═══ Data for analysis
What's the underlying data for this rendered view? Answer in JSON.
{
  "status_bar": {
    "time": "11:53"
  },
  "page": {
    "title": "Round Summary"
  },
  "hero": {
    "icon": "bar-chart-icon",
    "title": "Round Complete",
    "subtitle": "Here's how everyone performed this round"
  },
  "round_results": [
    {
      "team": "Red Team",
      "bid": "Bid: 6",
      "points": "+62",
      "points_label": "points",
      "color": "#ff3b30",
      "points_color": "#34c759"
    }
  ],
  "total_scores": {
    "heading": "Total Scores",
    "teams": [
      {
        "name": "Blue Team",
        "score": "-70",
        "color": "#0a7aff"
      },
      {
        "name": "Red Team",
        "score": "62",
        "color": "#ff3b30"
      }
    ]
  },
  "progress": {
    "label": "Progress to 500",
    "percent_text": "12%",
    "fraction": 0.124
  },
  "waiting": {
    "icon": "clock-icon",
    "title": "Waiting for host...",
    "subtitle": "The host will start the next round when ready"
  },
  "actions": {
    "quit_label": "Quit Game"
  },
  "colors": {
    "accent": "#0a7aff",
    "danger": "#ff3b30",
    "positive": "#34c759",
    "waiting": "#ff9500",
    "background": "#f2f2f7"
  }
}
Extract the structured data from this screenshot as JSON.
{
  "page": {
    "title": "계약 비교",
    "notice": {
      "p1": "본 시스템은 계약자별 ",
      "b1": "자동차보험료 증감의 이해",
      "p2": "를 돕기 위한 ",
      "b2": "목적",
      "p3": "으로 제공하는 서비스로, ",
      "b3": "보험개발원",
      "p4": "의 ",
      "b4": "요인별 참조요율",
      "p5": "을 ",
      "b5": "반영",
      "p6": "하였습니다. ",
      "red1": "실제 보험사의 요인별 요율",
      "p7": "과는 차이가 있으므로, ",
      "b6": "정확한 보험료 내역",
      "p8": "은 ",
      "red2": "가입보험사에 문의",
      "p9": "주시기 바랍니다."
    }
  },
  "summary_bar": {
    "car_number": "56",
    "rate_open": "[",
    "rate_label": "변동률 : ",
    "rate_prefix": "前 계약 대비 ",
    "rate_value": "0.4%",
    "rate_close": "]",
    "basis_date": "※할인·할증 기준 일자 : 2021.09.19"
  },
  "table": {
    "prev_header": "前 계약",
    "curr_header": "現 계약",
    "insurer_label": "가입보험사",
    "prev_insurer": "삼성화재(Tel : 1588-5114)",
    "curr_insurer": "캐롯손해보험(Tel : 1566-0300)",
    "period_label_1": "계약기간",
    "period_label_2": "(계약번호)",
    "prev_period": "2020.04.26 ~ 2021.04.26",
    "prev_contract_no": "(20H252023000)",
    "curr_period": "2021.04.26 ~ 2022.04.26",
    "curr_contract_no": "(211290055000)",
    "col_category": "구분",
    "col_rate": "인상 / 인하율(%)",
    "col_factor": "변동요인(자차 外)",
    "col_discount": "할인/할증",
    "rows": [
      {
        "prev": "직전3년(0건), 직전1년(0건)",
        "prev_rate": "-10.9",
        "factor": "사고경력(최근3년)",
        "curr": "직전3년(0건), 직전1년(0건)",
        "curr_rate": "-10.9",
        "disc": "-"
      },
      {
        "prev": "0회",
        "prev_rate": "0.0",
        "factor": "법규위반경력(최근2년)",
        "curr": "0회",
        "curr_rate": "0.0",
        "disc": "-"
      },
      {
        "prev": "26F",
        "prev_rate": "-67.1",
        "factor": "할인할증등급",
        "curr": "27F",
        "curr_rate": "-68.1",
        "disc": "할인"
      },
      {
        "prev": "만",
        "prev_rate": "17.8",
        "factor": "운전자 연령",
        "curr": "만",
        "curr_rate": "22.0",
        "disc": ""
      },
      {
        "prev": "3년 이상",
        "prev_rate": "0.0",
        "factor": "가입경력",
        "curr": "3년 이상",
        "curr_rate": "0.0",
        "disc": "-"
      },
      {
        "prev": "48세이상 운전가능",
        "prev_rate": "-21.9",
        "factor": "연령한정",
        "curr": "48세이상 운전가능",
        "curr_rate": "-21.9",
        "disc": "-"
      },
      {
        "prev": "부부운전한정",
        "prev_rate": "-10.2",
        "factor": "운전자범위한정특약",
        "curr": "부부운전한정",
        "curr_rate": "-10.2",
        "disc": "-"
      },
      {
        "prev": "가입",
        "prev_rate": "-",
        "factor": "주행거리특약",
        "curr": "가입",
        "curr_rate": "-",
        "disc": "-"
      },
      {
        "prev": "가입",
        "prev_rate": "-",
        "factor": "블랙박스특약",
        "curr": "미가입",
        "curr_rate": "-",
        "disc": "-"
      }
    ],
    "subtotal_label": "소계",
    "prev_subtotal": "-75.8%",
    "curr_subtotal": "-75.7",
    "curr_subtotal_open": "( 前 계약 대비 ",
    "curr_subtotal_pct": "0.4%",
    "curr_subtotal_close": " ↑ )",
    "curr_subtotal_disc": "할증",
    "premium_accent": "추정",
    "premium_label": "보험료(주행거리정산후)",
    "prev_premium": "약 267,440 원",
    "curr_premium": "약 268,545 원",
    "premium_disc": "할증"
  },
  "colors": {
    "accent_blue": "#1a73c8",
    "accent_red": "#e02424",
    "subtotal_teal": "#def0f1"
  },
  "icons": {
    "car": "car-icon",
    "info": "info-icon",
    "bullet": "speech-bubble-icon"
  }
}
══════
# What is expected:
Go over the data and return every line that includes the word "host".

# Your solution:
    "title": "Waiting for host...",
    "subtitle": "The host will start the next round when ready"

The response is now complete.